Goh structures his discussion according to three distinct valences or “turns” of the reject, which can be defined as follows: “passive rejects” are those who are rejected (e.g. refugees, sex workers, black bodies, the indigenous, et al.); “active rejects” are those who reject others; and “auto-rejects” are those who ‘self-reject,’ by rejecting the a priori subjective autonomous and hypostatized self. While the first two rejects will be familiar to any reader, the originality of Goh’s argument—and hence the potential un-familiarity of its figure or image—lies in his conceptualization of the auto-reject. Not to be confused with any form of auto-critique, de-subjectivation or the nihilism of the abject, the auto-reject is predicated upon the a priori abandonment that is the originary force of existence. Singularities are born out of this abandonment of being to existence, thereby becoming the rejects that they are in relation to others. In its rejection of self, the auto-reject sustains this infinite abandonment, perhaps right up to the point at which neither the auto- nor the reject can be sustained.
Without being immune to being a passive or active reject, according to Goh, the auto-reject breaks their dialectical cycle by “keeping in mind that there is always the possibility that one is a reject in the eyes of others” (8), and thus in doing so, at times “sidestep[s] to an adjacent space” as a way to abandon any asserted self-positioning and effectively ‘get over itself.’ However, lest this be confused with some liberal acquiescence toward the other, Goh further specifies that this “shift or sidestepping to an adjacent space further requires that the auto-reject respect the other’s desire to not fill the space left by the auto-reject.” Thus Goh has outlined what might be described as a non-imperative ethics, one that is without demand (or obligation, responsibility, mutuality), or even an ethics conceived as infinitely demanding.

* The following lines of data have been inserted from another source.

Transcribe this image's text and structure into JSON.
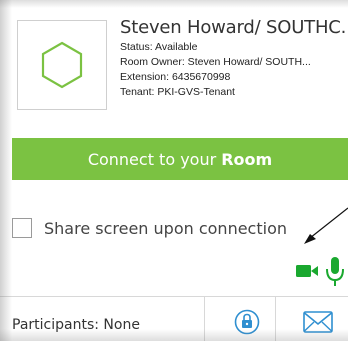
{
  "profile": {
    "name": "Steven Howard/ SOUTHC...",
    "status": "Status: Available",
    "room_owner": "Room Owner: Steven Howard/ SOUTH...",
    "extension": "Extension: 6435670998",
    "tenant": "Tenant: PKI-GVS-Tenant",
    "avatar_icon": "hexagon-icon"
  },
  "connect": {
    "label_prefix": "Connect to your",
    "label_bold": "Room",
    "color": "#7bc242"
  },
  "share": {
    "label": "Share screen upon connection",
    "checked": false
  },
  "media": {
    "camera_icon": "camera-icon",
    "mic_icon": "microphone-icon",
    "color": "#1aa82f"
  },
  "footer": {
    "participants": "Participants: None",
    "lock_icon": "lock-icon",
    "invite_icon": "envelope-icon",
    "icon_color": "#2f8fd0"
  }
}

For one of his scenes, Goh turns to contemporary digital-network technologies and social media platforms in order to underline the extent to which the reject is the exact opposite of the subjective self or “selfie” produced by Instagram, Facebook, and the like. As he notes, the selfie subject as inward-solipsistic-me is the subject...